A grant was awarded for a three month project to develop a legal challenge against the Home Office over its failure to implement a system of guardianship for child victims of trafficking. Evidence suggests that currently trafficked children in the UK lack anyone to advocate for their short and long term best interests which means that they are often denied the protection they are entitled to, are criminalised, and do not access education and practical, legal, medical and welfare that they need. On 6 April 2013 the European "Trafficking Directive" comes into force which requires Member States to ensure that, where appropriate, a guardian is appointed to unaccompanied child victims of human trafficking. The Government has so far indicated no intention to consider implementing a system of guardianship. Fadiga & Co working with ECPAT UK, Nadine Finch and Parosha Chandran of Counsel will develop legal arguments and seek to launch a legal challenge against the Home Office position.
Migrant Legal Project - £11,509.70
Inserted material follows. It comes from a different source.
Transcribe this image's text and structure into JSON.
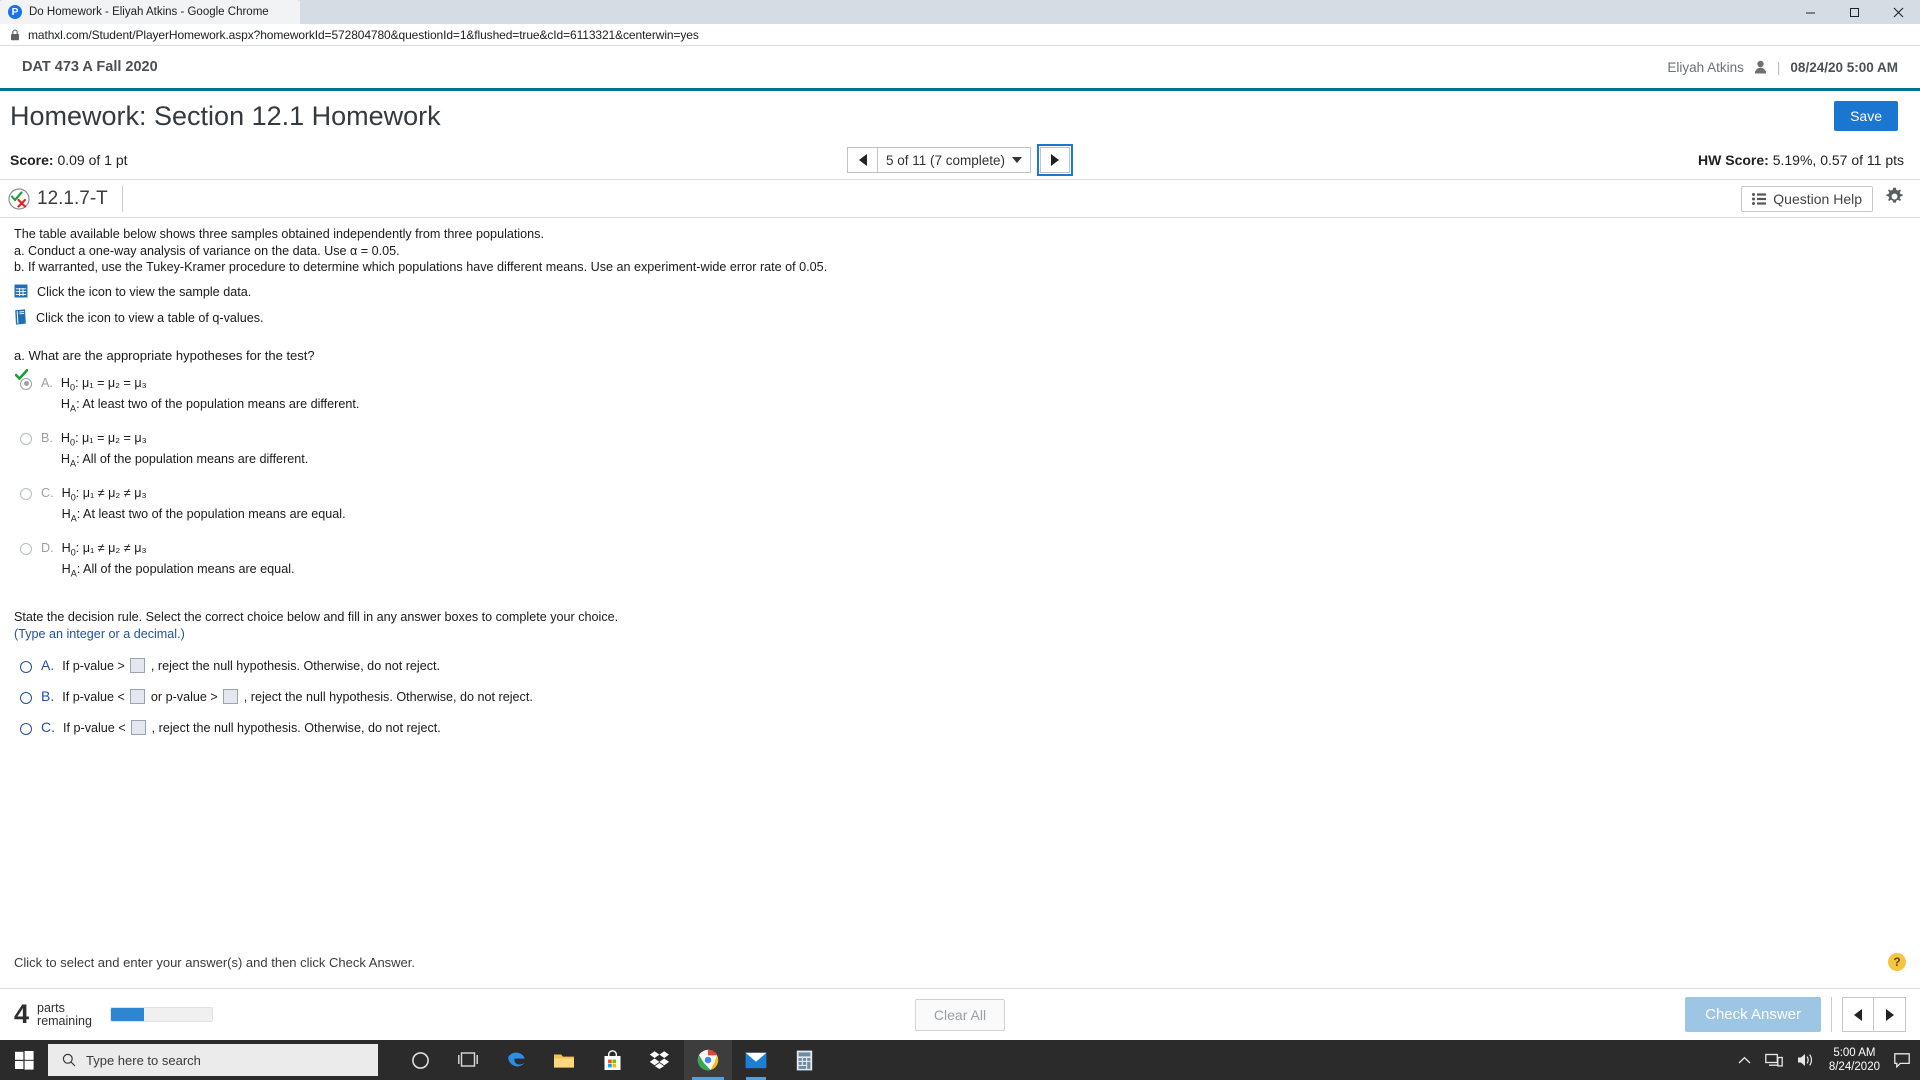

This grant is for a six month project to conduct research and develop a legal challenge to protect the rights of child victims of trafficking who go missing from care following a criminal conviction. The aim is to protect children who are vulnerable and presumed still to be in the UK, to highlight the way in which children who go missing are treated, and to improve policy and practice. MLP work particularly but not exclusively with Vietnamese children, many of who are prosecuted and sentenced after being found in exploitative situations, and then go missing from care. The work aims to develop challenges to violations of Article 4 of the European Convention on Human Rights (ECHR), the United Nations Convention on the Rights of the Child, the Trafficking Convention and the Refugee Convention, as well as looking at options to protect these vulnerable children and young people via domestic laws and policies.
RAMFEL - £13,246
This grant was awarded to Refugee and Migrant Forum of East London for a six month project to examine the legal implications for young people and families of Operation Nexus (formerly known as Terminus), which is a pilot project embedding UKBA staff in local police stations. The project will look mainly at the protection, advice and interests of vulnerable young migrants who may get caught up in the pilot as suspects, victims and family members. It will look at the ways in which the pilot was set up and how the equalities impact and other aspects are to be evaluated, liaise with local and national migrant groups, see what legal challenges can be developed where appropriate, and produce briefings for migrant groups and advisers to be used if the pilot is rolled out nationally as proposed.
Below, you can also access information about the grants made by its predecessor, the Strategic Legal Fund for Refugee Children and Young People pilot project.